Slow-moving, rhythmic movements in yoga may help prevent lymphedema because they encourage lymph flow. Pay attention to the arm near the area where lymph nodes were removed and near areas that had radiation. If those areas feel full or heavy, fatigued, achy or tingling, stop and rest. When those sensations persist, check with your doctor.
Little research has been done on the safety of yoga for women with lymphedema. Talk with your healthcare providers. They may recommend you wear compression garments to compress your arm, hand or torso during, and for an hour after, yoga sessions. They may also recommend that you monitor the temperature where you practice.

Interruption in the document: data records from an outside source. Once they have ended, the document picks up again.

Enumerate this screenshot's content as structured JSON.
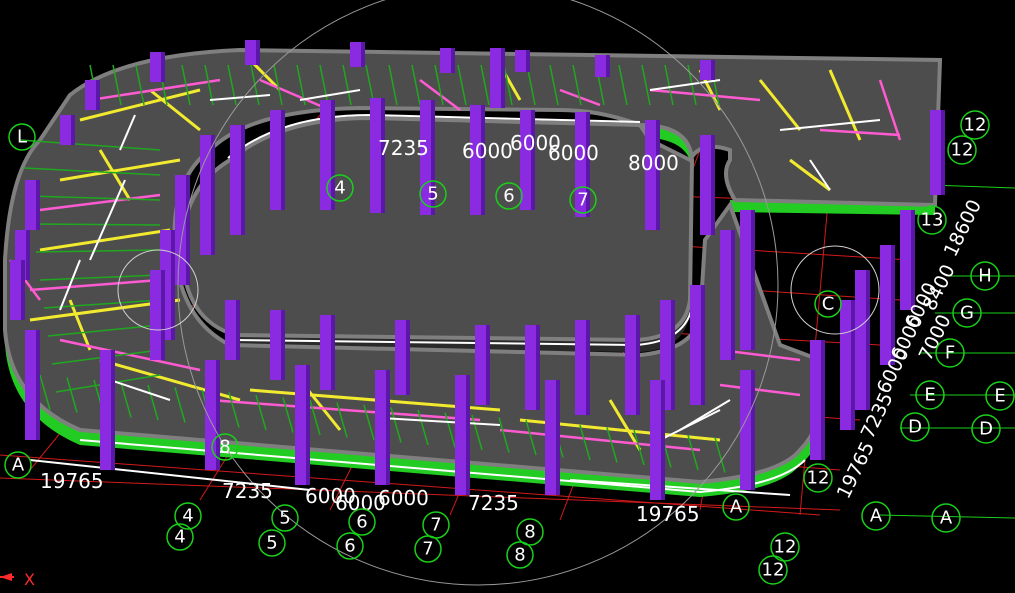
{
  "colors": {
    "background": "#000000",
    "grid": "#d21a1a",
    "column": "#8a2be2",
    "column_dark": "#5a17a8",
    "slab": "#4d4d4d",
    "slab_edge": "#7f7f7f",
    "slab_side": "#22cc22",
    "beam_yellow": "#f2ea2e",
    "beam_magenta": "#ff5ad2",
    "beam_green": "#1fa81f",
    "beam_white": "#ffffff",
    "axis_bubble": "#19d119"
  },
  "axis_indicator": {
    "label": "X",
    "icon": "x-axis-arrow-icon"
  },
  "dimensions": {
    "bottom": [
      "19765",
      "7235",
      "6000",
      "6000",
      "6000",
      "7235",
      "19765"
    ],
    "inner": [
      "7235",
      "6000",
      "6000",
      "6000",
      "8000"
    ],
    "right": [
      "19765",
      "7235",
      "6000",
      "6000",
      "6000",
      "8400",
      "18600",
      "7000"
    ]
  },
  "axis_labels": {
    "columns": [
      "4",
      "4",
      "4",
      "5",
      "5",
      "5",
      "6",
      "6",
      "6",
      "7",
      "7",
      "7",
      "8",
      "8",
      "8",
      "12",
      "12",
      "12",
      "12",
      "12",
      "13"
    ],
    "rows": [
      "A",
      "A",
      "A",
      "A",
      "C",
      "D",
      "D",
      "E",
      "E",
      "F",
      "G",
      "H",
      "L"
    ]
  }
}
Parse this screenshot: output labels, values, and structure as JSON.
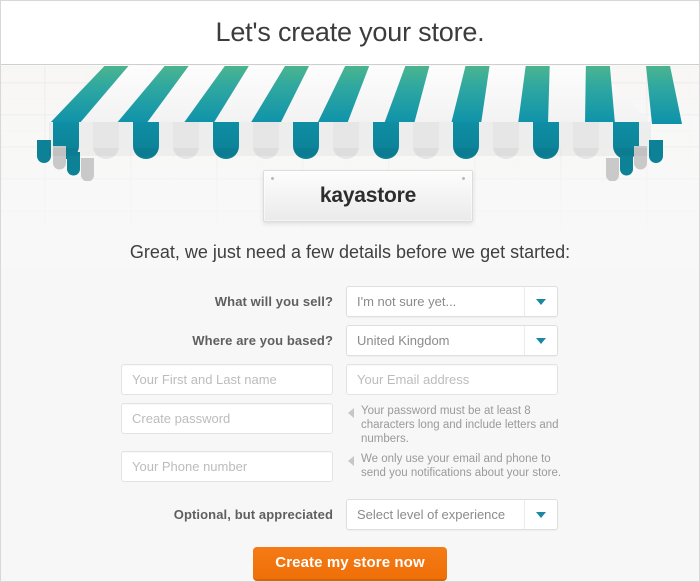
{
  "header": {
    "title": "Let's create your store."
  },
  "storefront": {
    "sign_text": "kayastore",
    "awning": {
      "stripe_color_top": "#51b98b",
      "stripe_color_bottom": "#0f93ab",
      "stripe_count": 16
    },
    "icons": {
      "screw_left": "screw-dot-icon",
      "screw_right": "screw-dot-icon"
    }
  },
  "form": {
    "subtitle": "Great, we just need a few details before we get started:",
    "fields": {
      "sell": {
        "label": "What will you sell?",
        "value": "I'm not sure yet...",
        "icon": "chevron-down-icon"
      },
      "based": {
        "label": "Where are you based?",
        "value": "United Kingdom",
        "icon": "chevron-down-icon"
      },
      "name": {
        "placeholder": "Your First and Last name",
        "value": ""
      },
      "email": {
        "placeholder": "Your Email address",
        "value": ""
      },
      "password": {
        "placeholder": "Create password",
        "value": "",
        "hint": "Your password must be at least 8 characters long and include letters and numbers.",
        "hint_icon": "triangle-pointer-icon"
      },
      "phone": {
        "placeholder": "Your Phone number",
        "value": "",
        "hint": "We only use your email and phone to send you notifications about your store.",
        "hint_icon": "triangle-pointer-icon"
      },
      "experience": {
        "label": "Optional, but appreciated",
        "value": "Select level of experience",
        "icon": "chevron-down-icon"
      }
    },
    "submit": {
      "label": "Create my store now",
      "color": "#f0700a"
    }
  },
  "colors": {
    "accent_teal": "#1b87a3",
    "accent_orange": "#f0700a",
    "text_dark": "#3c3c3c",
    "text_label": "#5f5f5f",
    "text_muted": "#9a9a9a"
  }
}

The room should not be hot.
You may especially benefit from yoga breathing exercises and slow poses believed to enhance lymph flow. Modify your practice. Avoid poses that involve bearing weight on the arms, or introduce them cautiously, slowly and progressively. Examples of weight-bearing poses are Downward Dog, Plank and Cobra.
- Make an appointment with a physical therapist specializing in lymphedema before getting started. Ask about safe movements and poses.
- Do not overuse or overexert the arm on the side you had surgery.
- Avoid vigorous or repetitive activities with the affected arm.
- Do not practice in a heated room. Hot yoga, power yoga and Bikram yoga are usually done in heated rooms.
- Progress slowly in your practice.
- Don’t hesitate to modify your poses or rest when you feel tired, even if other students are moving.
- Advocate for yourself! Let your instructor know you don’t want adjustments, the common practice of assisting you more deeply into yoga poses, which may result in injury. Ask for props, breaks and other help when you need it.